Dinner dishes are washed by hand with water from a jug, and laid atop a wooden rack to be dried by the sun. Clothes are scrubbed by hand and hung out on lines to dry, but beware as lone cows enjoy chewing shirts and trousers.
Guinea fowl, goats, chickens, roosters, dogs, cats and a solitary pig run free. At dusk, herds of cattle trudge by in a well-ordered line heading home to retire for the evening.
Dozens of locals stopped by during our stay to welcome us and talk for hours. Many spoke English and we enjoyed learning about their lives and the then upcoming Zambian presidential election which they take very seriously. They also had opinions about our election madness.
While Jane speaks the native language Tonga, she is encouraged by the mothers to speak English so the children can learn. Before bedtime, Jane tells them fairy tales in English with one of the older girls, Jatrine, translating to Tonga. The little girls loved the colorful ribbons that adorned the gifts we brought for Jane, tying them in their hair and posing happily for photos. A box of Tootsie Roll pops made for a special treat.
The entire extended family, young and old, clamored for us to snap their photos. They were overjoyed at seeing the result on the camera screen. With no mirrors to hand, this was the way they could actually see what they looked like.
The smiling children of all ages play together; volleyball, soccer, tree climbing. They share a single coloring book - with one child coloring one page and a second coloring the one opposite, then passing the book to the next pair of kids. Simple pleasures.
Junior, the son of Jane’s host family, proudly shows us his menagerie of 30 small cows and elephants he has sculpted with dirt and water and spittle. From somewhere he has found a small toy axle with wheels to which he attached a length of cord to create a cart for two of his mud cows.

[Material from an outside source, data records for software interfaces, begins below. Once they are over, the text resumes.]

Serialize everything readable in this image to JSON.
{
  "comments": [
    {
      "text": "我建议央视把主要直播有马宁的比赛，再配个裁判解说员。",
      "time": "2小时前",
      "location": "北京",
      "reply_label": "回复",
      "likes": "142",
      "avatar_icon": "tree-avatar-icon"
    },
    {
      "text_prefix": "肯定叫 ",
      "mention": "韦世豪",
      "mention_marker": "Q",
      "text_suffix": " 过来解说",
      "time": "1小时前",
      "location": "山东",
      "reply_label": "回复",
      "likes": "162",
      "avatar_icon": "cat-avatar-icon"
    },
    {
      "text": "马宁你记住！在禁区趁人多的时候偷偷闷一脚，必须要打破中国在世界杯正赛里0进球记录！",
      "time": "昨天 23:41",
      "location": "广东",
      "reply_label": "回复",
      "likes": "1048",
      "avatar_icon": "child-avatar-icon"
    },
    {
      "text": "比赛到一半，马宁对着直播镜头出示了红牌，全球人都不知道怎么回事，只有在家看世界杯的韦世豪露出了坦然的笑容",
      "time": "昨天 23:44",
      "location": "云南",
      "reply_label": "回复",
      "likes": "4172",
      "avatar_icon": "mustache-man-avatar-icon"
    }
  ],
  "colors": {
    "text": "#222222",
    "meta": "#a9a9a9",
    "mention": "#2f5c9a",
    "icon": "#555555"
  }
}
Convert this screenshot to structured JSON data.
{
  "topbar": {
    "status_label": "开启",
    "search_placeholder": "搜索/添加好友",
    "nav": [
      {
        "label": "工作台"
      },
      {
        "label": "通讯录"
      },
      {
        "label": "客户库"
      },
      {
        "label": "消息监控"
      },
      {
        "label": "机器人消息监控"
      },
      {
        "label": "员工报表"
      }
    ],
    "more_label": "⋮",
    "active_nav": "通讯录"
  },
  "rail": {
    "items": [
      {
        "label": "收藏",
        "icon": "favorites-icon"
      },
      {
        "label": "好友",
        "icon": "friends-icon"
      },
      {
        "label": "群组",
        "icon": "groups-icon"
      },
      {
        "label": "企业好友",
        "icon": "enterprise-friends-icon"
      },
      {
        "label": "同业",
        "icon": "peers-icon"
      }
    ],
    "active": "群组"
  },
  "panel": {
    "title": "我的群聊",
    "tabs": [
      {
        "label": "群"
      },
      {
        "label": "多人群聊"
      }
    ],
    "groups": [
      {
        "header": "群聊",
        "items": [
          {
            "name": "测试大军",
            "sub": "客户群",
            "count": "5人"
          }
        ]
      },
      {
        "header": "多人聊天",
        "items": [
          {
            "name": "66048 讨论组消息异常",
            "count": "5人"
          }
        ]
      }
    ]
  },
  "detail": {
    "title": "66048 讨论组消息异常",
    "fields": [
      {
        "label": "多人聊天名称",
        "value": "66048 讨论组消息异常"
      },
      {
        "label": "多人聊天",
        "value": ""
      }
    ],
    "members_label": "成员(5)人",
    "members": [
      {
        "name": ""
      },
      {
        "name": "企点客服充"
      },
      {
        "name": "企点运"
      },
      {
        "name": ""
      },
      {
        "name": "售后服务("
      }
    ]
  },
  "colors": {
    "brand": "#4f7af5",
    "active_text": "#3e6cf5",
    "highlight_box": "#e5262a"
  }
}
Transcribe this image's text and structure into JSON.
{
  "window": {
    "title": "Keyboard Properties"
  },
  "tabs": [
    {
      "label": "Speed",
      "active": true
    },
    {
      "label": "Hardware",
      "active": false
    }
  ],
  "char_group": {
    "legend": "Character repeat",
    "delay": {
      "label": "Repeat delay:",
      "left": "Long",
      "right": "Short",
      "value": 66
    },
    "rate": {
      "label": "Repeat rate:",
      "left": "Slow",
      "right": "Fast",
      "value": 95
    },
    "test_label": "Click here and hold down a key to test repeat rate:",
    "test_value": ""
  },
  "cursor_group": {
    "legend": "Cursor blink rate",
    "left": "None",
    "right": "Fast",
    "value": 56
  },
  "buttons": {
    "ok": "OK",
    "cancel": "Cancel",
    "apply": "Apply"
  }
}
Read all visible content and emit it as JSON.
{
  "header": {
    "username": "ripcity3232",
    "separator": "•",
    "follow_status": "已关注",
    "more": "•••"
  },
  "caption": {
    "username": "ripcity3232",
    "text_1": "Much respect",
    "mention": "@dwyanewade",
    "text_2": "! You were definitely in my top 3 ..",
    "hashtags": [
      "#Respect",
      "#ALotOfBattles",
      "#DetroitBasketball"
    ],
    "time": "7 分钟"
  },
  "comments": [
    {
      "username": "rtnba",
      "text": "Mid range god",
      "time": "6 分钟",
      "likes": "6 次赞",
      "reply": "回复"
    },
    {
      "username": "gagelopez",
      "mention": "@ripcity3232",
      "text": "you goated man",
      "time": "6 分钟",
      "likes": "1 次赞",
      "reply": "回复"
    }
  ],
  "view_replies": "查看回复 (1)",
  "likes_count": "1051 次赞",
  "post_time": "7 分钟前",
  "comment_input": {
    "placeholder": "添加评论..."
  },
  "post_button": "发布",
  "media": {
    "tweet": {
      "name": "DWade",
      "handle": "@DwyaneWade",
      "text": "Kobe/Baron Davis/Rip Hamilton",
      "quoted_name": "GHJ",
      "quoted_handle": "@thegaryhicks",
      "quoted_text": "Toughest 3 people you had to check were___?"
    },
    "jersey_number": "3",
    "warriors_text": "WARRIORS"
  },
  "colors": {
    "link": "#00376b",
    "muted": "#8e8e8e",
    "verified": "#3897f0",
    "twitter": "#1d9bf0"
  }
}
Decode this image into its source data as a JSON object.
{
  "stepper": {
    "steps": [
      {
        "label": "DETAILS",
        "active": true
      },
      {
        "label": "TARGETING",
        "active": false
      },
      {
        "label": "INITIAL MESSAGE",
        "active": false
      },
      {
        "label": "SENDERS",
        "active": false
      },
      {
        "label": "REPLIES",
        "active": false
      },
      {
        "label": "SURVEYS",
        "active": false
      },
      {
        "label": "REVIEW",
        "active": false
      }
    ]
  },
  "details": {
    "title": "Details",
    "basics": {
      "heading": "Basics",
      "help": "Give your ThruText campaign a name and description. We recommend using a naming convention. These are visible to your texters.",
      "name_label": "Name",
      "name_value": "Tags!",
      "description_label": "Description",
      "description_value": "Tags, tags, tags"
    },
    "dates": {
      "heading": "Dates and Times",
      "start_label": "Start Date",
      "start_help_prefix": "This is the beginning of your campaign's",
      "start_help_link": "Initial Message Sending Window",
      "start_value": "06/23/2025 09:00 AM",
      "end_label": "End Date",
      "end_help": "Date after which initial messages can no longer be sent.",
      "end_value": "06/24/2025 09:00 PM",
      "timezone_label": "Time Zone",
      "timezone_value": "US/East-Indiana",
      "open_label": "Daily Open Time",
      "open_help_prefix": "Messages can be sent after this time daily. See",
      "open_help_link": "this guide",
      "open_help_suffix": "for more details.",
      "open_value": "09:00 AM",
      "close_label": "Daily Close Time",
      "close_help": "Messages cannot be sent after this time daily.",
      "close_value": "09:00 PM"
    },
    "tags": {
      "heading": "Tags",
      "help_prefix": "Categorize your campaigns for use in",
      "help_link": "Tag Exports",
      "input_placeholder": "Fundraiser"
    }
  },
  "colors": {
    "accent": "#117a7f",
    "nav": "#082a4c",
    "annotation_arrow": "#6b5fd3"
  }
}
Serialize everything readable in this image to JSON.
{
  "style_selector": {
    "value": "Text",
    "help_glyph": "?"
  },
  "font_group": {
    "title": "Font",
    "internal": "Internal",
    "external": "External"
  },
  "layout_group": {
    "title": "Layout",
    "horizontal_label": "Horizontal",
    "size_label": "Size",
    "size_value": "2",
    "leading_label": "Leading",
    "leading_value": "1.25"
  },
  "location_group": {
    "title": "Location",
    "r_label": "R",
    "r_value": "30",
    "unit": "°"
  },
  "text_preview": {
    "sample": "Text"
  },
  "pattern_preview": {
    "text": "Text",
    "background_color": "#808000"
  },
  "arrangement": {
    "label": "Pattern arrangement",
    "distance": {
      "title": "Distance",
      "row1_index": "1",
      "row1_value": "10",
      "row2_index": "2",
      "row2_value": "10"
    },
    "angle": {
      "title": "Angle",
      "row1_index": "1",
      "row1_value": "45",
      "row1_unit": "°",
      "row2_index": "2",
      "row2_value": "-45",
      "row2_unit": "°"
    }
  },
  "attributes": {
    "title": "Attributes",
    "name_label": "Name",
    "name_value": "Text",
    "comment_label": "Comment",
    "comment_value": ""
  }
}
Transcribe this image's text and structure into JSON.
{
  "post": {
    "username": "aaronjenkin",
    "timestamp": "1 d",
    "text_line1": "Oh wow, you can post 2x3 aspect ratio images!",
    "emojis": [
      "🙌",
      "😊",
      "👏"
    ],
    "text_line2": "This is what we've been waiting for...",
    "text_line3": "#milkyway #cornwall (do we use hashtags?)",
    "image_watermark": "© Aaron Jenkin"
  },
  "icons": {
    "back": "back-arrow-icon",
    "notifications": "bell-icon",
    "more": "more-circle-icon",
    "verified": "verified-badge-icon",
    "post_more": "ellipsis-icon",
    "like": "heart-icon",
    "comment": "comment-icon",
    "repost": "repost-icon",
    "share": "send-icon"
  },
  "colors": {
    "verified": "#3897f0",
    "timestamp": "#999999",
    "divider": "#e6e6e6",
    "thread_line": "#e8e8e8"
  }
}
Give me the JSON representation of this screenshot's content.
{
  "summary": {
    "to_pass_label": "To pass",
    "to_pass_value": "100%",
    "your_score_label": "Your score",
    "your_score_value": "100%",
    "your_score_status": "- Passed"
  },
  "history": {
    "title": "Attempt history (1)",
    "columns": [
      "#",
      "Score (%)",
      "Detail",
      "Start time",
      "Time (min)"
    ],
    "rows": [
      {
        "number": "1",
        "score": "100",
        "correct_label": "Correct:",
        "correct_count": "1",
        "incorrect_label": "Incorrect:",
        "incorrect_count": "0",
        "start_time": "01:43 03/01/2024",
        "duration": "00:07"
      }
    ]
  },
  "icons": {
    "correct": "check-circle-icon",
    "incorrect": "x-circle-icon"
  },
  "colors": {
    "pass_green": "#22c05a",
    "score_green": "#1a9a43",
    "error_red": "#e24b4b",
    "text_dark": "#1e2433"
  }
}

He plays with them for hours on end.
An existence so foreign from our lightning fast pace in NYC where emails must be returned in split second fashion and phone calls scheduled in order to fit into each other's over-scheduled schedules. Tick tock. Chop chop. Not enough time to do it all. But is there? The trip has made me take stock. What is the nature of happiness? Is a slower existence more rewarding? If we allow space to reflect and just be, do we eliminate anxiety and stress? If we don't know we are missing something, would we miss it? There are no snap answers but our time in Zambia caused me to pause and realize how circumstance has landed me in this time and in this place of privilege and plenty. And that even so, there are still lessons to be learnt from a small group of people in a village halfway around the world in a place where the sun provides the only light.